Let’s Hear It for the Multiple Listing Service: The Best Tool for Buyers & Sellers  

We hear a lot about “off-MLS” sales of homes, particularly by investors. Investors love to buy homes off the MLS, but they turn to the MLS to sell the homes they bought. Prospective sellers should read that sentence again, because it says everything you need to know about the value of the MLS: Buyers can pay less if the seller doesn’t put their home on the MLS; and sellers net more money by putting their home on the MLS.

Investors know they would pay “market value” for MLS listings, because that’s what the MLS is — it’s the market! Investors know they’ll be competing with other buyers if the home is on the MLS. That’s why they find the homes they buy by soliciting homeowners who do not have their home on the market.

They make an appealing pitch — no showings, no open houses, and a quick cash closing. Remember, investors are in business to make a profit, and the only way to make a profit is by paying you less than your home is worth by buying it off the MLS, and then selling it on the MLS.

Now, if money doesn’t matter that much to you — for example, you’re the personal representative of an estate, but you’re not a beneficiary — that’s probably an attractive pitch. After all, it’s not your money! But, if it’s your house and your money, just know that you’ll make more money from the sale of your house if you let a professional like one of the agents at Golden Real Estate expose your home to the full market — which is only accomplished by putting the home on the MLS.

I have written in the past about “iBuyers,” such as Open Door, which buy homes off the MLS, then flip them with minimal improvement by listing them on the MLS. You can find columns on that topic dated Jan. 2, 2020, and Aug. 22, 2019, at JimSmithColumns.com, where all these columns are archived.
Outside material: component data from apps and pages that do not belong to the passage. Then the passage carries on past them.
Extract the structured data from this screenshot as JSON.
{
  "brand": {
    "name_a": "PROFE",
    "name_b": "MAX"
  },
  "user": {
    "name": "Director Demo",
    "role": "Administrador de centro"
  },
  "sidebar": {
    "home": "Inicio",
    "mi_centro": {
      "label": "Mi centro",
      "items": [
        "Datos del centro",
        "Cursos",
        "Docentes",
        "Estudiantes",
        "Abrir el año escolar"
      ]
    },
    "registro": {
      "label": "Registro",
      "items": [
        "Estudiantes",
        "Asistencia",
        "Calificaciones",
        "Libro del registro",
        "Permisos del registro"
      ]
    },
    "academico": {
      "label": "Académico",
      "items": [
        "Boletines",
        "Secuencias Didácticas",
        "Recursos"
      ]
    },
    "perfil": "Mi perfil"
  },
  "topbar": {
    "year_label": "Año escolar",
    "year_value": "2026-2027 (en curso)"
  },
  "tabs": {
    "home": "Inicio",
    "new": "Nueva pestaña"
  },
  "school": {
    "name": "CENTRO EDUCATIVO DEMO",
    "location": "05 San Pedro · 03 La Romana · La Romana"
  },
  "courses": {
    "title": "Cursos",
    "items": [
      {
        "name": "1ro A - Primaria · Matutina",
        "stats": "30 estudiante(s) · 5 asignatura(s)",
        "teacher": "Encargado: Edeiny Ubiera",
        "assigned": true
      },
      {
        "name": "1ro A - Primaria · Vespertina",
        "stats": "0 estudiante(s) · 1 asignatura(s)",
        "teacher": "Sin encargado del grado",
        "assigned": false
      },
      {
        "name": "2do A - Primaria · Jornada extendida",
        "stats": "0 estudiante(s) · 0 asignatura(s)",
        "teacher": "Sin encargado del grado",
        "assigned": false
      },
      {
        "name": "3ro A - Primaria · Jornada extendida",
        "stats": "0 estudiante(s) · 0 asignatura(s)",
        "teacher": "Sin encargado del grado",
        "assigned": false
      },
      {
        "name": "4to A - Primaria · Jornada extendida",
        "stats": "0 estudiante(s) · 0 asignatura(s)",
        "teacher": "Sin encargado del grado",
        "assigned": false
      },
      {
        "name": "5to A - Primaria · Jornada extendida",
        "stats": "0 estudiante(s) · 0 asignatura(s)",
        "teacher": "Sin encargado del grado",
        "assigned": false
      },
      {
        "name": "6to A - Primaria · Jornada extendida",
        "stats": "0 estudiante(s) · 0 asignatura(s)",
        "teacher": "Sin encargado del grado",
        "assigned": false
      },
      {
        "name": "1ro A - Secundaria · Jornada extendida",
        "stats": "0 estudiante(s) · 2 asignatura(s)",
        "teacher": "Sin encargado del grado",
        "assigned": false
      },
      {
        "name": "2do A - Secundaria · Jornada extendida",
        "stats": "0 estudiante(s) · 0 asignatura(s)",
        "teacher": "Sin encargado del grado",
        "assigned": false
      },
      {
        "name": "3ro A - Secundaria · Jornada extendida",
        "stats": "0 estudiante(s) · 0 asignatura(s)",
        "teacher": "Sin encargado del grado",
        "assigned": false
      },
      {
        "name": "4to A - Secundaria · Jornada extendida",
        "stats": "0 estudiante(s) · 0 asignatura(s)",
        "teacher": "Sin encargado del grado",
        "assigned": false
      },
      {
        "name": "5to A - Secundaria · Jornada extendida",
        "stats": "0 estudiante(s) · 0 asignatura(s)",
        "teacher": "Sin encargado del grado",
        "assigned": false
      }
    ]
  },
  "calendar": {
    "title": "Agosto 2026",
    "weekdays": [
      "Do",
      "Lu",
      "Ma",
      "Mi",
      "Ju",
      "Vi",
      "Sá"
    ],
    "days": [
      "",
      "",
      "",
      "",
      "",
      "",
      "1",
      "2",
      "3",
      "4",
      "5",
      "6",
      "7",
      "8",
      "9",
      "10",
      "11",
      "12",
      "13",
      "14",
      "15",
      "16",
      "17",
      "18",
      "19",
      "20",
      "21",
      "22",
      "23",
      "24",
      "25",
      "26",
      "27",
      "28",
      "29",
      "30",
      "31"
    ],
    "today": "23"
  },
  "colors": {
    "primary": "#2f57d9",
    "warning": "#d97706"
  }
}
In those columns I point out that the iBuyer companies typically convince homeowners to meet with them by offering a high sight-unseen price, which is thousands above what they finally offer the seller. It’s a bait and switch approach, so beware!

The essence of the MLS is “cooperation and compensation.” Sellers hire a listing agent for a negotiable commission — currently averaging under 6 percent — which is large enough for the listing agent to compensate another MLS member for producing the buyer of that listing.

There’s an understandable misconception that the seller pays both the listing agent and the buyer’s agent and that somehow that’s unfair — that the buyer should pay his or her own agent.

But, although it may look as if the seller is paying both agents — because it is taken from the seller’s proceeds at closing — in fact, as I said above, the listing agent is paying the buyer’s agent out of his or her listing commission.

As shown in the graphic below, the MLS is at the heart of making the real estate market work efficiently to expose listings to the full universe of buyers. No other industry that I can think of works as well as the real estate industry, because no other industry has an MLS.

Last year, the National Association of Realtors introduced the Clear Cooperation Policy to make the MLS system work even better, telling participating Realtors, in effect, that if they want to be a member of the MLS, they must commit to giving fellow members a reasonable opportunity to find and sell their listings.

That policy has yet to achieve its goal because some MLS members find a way around it so they can sell their listings without sharing their commission with other MLS members. Golden Real Estate’s agents, however, are in full compliance.

‘Selling Agent’ vs. ‘Seller’s Agent’ Confuses People

Among the real estate terminology that confuses home buyers and sellers is the term “selling agent.” 

The selling agent is, in fact, the agent representing the buyer in the purchase of a home, not to be confused (hopefully) with the seller’s agent, also referred to as the listing agent.

The reasoning behind calling a buyer’s agent the selling agent is that the buyer’s agent is the one who actually sells the home. The listing agent could, of course, sell his listing himself, but 90% of the time (actually closer to 95% of the time), the home is sold by another agent who shows the home to a buyer and then writes the contract to purchase it. In return for finding the buyer, the listing agent then shares his or her listing commission with the selling agent. It’s called the “co-op” commission, because the selling agent is cooperating with the listing agent to sell the listing.

I like to compare our industry to the automobile industry. Picture, for a moment, a sales person working for a Chevrolet dealership being able to bring a buyer to a Subaru dealership, get the keys to any of the cars on the lot, give multiple test drives and then get paid 40 to 50% of a Subaru sales person’s commission for selling one of that dealer’s cars. That’s how real estate works. The Mulitple Listing Service, or MLS, was created to facilitate such “cooperation and compensation” in the real estate industry. It benefits both buyer and seller as well as both real estate agents.